Available records »
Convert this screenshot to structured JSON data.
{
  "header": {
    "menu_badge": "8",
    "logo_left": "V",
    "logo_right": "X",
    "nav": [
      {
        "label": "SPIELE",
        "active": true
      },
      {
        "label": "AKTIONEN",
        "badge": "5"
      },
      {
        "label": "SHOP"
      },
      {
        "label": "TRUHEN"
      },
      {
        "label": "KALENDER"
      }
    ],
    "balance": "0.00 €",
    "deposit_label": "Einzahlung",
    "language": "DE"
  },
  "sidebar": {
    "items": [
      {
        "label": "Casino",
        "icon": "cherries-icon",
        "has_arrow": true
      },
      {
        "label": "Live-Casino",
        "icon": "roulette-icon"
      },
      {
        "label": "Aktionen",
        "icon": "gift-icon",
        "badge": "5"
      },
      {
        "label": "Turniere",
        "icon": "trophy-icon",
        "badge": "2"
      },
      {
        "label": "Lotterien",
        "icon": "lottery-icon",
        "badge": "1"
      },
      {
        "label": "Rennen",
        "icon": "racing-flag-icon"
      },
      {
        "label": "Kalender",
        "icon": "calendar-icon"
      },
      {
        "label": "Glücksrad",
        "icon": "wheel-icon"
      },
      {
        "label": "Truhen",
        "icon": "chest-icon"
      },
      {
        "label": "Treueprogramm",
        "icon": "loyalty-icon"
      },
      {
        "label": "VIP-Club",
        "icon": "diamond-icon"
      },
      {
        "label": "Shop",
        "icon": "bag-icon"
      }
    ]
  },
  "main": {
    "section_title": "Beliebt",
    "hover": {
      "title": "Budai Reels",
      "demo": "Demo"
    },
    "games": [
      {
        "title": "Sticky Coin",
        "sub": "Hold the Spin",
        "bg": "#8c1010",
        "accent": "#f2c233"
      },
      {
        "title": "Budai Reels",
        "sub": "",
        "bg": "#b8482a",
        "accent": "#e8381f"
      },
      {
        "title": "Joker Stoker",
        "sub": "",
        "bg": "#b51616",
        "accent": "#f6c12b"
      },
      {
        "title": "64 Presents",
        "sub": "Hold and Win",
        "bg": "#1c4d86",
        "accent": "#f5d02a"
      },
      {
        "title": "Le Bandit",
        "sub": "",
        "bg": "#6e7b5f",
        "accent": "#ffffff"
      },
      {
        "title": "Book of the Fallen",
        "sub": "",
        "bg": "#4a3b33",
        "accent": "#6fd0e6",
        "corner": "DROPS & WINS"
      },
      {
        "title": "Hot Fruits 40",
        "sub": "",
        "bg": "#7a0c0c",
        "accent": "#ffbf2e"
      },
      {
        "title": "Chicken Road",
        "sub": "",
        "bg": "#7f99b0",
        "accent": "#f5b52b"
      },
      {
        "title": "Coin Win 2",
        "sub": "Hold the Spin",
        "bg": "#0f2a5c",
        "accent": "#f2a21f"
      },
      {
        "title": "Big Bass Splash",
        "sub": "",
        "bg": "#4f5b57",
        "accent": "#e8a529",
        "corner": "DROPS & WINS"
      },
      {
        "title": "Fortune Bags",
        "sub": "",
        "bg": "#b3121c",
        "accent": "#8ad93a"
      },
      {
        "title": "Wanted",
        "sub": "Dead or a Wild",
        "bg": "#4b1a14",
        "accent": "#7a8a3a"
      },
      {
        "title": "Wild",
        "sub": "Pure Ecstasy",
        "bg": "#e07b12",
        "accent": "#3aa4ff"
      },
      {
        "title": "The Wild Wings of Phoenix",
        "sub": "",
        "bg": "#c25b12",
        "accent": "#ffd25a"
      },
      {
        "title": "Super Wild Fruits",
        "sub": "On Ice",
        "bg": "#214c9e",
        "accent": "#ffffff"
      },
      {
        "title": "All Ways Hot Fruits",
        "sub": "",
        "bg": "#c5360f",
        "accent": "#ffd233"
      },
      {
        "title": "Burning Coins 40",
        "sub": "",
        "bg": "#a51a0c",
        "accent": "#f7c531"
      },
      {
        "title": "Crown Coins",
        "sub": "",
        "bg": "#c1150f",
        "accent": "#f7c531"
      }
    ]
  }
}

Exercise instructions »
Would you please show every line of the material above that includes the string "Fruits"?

Output for this task »
        "title": "Hot Fruits 40",
        "title": "Super Wild Fruits",
        "title": "All Ways Hot Fruits",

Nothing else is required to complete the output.